To meaure the surface tension of a liquid, a rod of r = 1 mm radius and l = 1 cm length is dipped horizontally into the liquid (see figure). The force required to pull the rod out of the completely wetting liquid is measured to be 0,49 mN. What is the surface tension of the liquid? This formula can be applied to the Wilhemly Plate Technique for measuring surface tension. When a rectangular plate having length l and thickness t is submerged, P, the perimeter of the plate, is 2(l + t). When ithe submerged item is a rod, is it reasonable to assume P = 2(2r + l), i.e. the liquid surrounds half the surface area while the rod is being pulled out?
The perimeter of a rectangle is 2(l+w) where l=length w=width State your problem more clearly. Are you trying to find the surface submerged into the liquid? Is this surface includes the bottom side of the rod or just the side surface?
I remember this one from my GCE practical exam in the 1960s We had to float a needle on the surface of a dish of water , then drag the needle up the meniscus with a magnet, balancing the surface tension against the magnetic force to measure the tension.
The problem is stated in its original form. I forgot to add an illustration, now it's done. I'm trying to find the surface tension. I'm familiar with problems of this kind where the submerged item is a Wilhelmy plate. Then P = 2(l + t) where l is the length and t is the thickness. This is the perimeter of the cross section between the plate and the liquid. The cross section isn't that obvious - at least not to me - when the plate is replaced by a rod.
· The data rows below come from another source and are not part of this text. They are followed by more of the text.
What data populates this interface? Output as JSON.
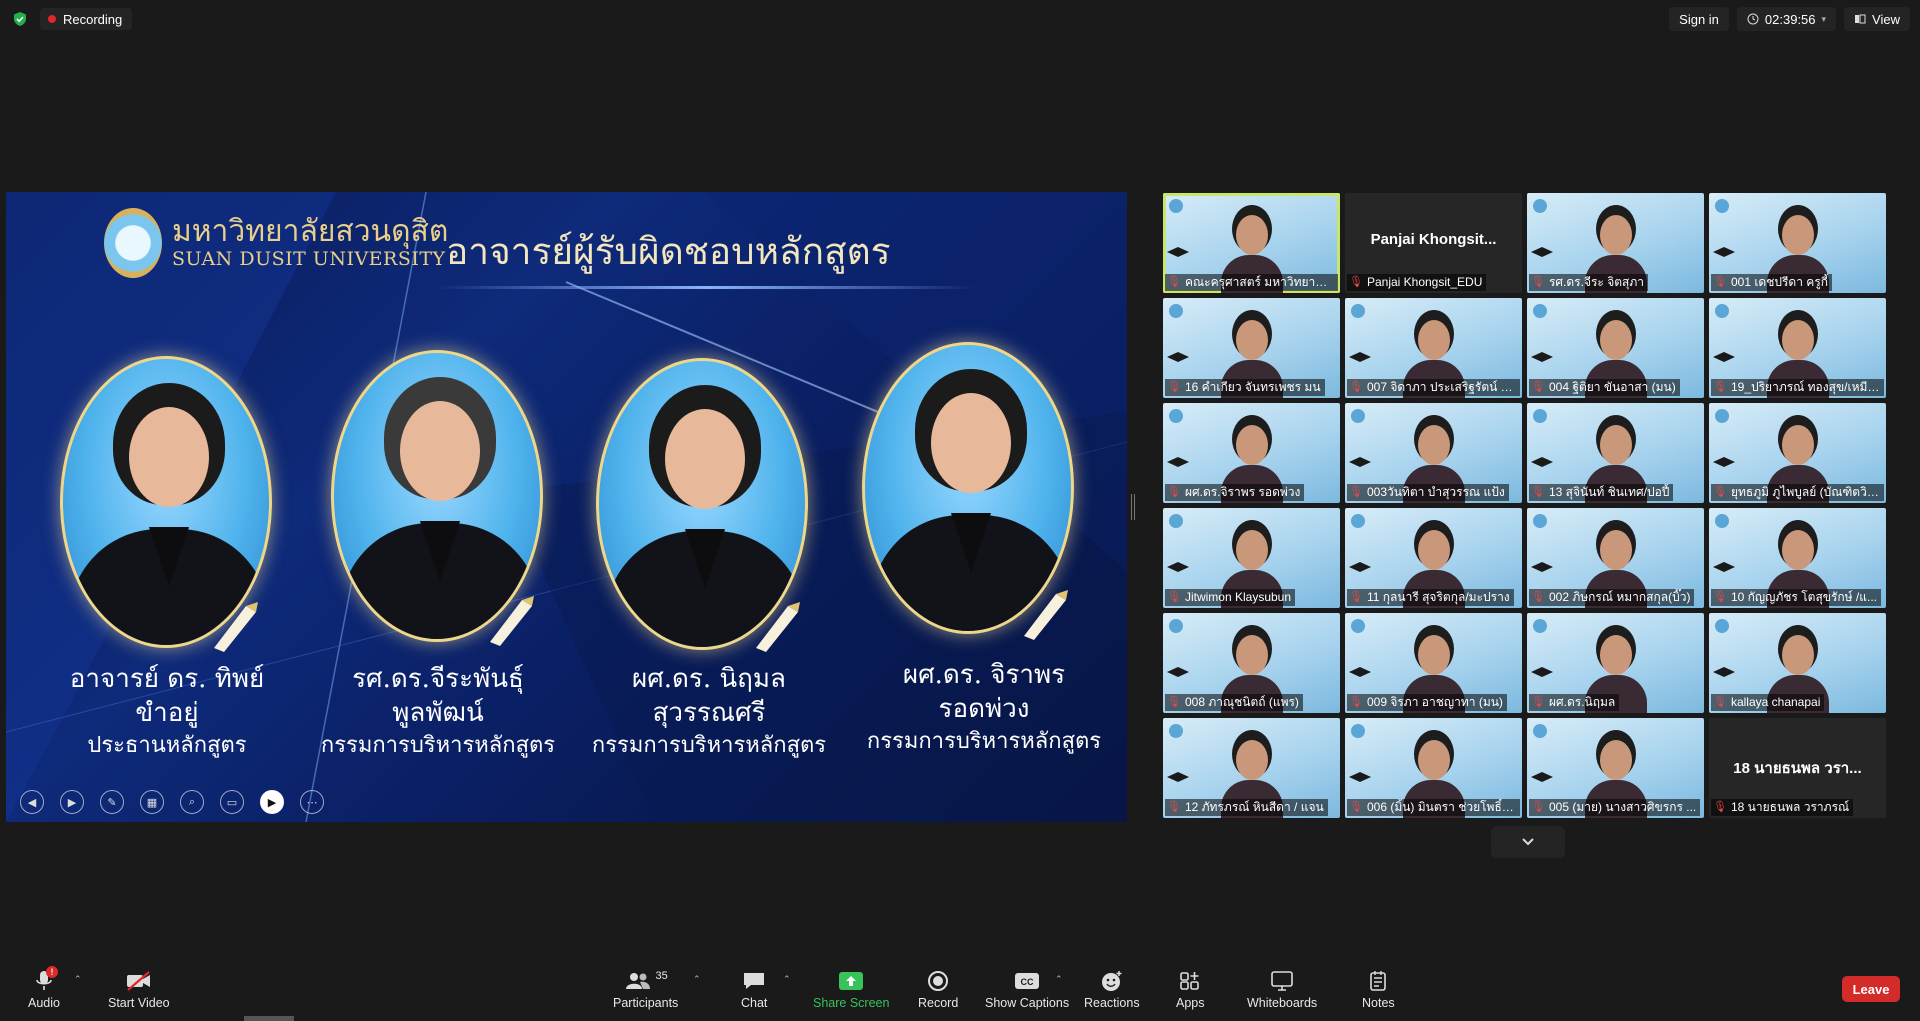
{
  "topbar": {
    "recording_label": "Recording",
    "sign_in_label": "Sign in",
    "timer": "02:39:56",
    "view_label": "View"
  },
  "slide": {
    "university_th": "มหาวิทยาลัยสวนดุสิต",
    "university_en": "SUAN DUSIT UNIVERSITY",
    "title": "อาจารย์ผู้รับผิดชอบหลักสูตร",
    "people": [
      {
        "line1": "อาจารย์ ดร. ทิพย์",
        "line2": "ขำอยู่",
        "role": "ประธานหลักสูตร"
      },
      {
        "line1": "รศ.ดร.จีระพันธุ์",
        "line2": "พูลพัฒน์",
        "role": "กรรมการบริหารหลักสูตร"
      },
      {
        "line1": "ผศ.ดร. นิฤมล",
        "line2": "สุวรรณศรี",
        "role": "กรรมการบริหารหลักสูตร"
      },
      {
        "line1": "ผศ.ดร. จิราพร",
        "line2": "รอดพ่วง",
        "role": "กรรมการบริหารหลักสูตร"
      }
    ]
  },
  "gallery": {
    "tiles": [
      {
        "name": "คณะครุศาสตร์ มหาวิทยาลัยส...",
        "center": "",
        "highlight": true
      },
      {
        "name": "Panjai Khongsit_EDU",
        "center": "Panjai  Khongsit...",
        "highlight": false
      },
      {
        "name": "รศ.ดร.จีระ จิตสุภา",
        "center": "",
        "highlight": false
      },
      {
        "name": "001 เดชปรีดา ครูกี้",
        "center": "",
        "highlight": false
      },
      {
        "name": "16 คำเกียว จันทรเพชร มน",
        "center": "",
        "highlight": false
      },
      {
        "name": "007 จิดาภา ประเสริฐรัตน์ (น...",
        "center": "",
        "highlight": false
      },
      {
        "name": "004 ฐิติยา ขันอาสา (มน)",
        "center": "",
        "highlight": false
      },
      {
        "name": "19_ปริยาภรณ์ ทองสุข/เหมียว",
        "center": "",
        "highlight": false
      },
      {
        "name": "ผศ.ดร.จิราพร รอดพ่วง",
        "center": "",
        "highlight": false
      },
      {
        "name": "003วันทิตา บำสุวรรณ แป้ง",
        "center": "",
        "highlight": false
      },
      {
        "name": "13 สุจินันท์ ชินเทศ/ปอปี้",
        "center": "",
        "highlight": false
      },
      {
        "name": "ยุทธภูมิ ภูไพบูลย์ (บัณฑิตวิท...",
        "center": "",
        "highlight": false
      },
      {
        "name": "Jitwimon Klaysubun",
        "center": "",
        "highlight": false
      },
      {
        "name": "11 กุลนารี สุจริตกุล/มะปราง",
        "center": "",
        "highlight": false
      },
      {
        "name": "002 ภิษกรณ์ หมากสกุล(บิ๊ว)",
        "center": "",
        "highlight": false
      },
      {
        "name": "10 กัญญภัชร โตสุขรักษ์ /แ...",
        "center": "",
        "highlight": false
      },
      {
        "name": "008 ภาณุชนิตถ์ (แพร)",
        "center": "",
        "highlight": false
      },
      {
        "name": "009 จิรภา อาชญาทา (มน)",
        "center": "",
        "highlight": false
      },
      {
        "name": "ผศ.ดร.นิฤมล",
        "center": "",
        "highlight": false
      },
      {
        "name": "kallaya chanapai",
        "center": "",
        "highlight": false
      },
      {
        "name": "12 ภัทรภรณ์ หินสีดา / แจน",
        "center": "",
        "highlight": false
      },
      {
        "name": "006 (มิ้น) มินตรา ช่วยโพธิ์ก...",
        "center": "",
        "highlight": false
      },
      {
        "name": "005 (มาย) นางสาวศิขรกร ...",
        "center": "",
        "highlight": false
      },
      {
        "name": "18 นายธนพล วราภรณ์",
        "center": "18 นายธนพล วรา...",
        "highlight": false
      }
    ]
  },
  "toolbar": {
    "audio": "Audio",
    "audio_badge": "!",
    "start_video": "Start Video",
    "participants": "Participants",
    "participants_count": "35",
    "chat": "Chat",
    "share_screen": "Share Screen",
    "record": "Record",
    "show_captions": "Show Captions",
    "reactions": "Reactions",
    "apps": "Apps",
    "whiteboards": "Whiteboards",
    "notes": "Notes",
    "leave": "Leave",
    "accent_green": "#38c25a",
    "leave_red": "#d32a2a"
  }
}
Assuming P = 2(1cm + 0.2 cm) = 2.4 cm, I get
If it is the perimeter of the cross section, ie around the plate, then for the rod the perimeter is 2*pi*R.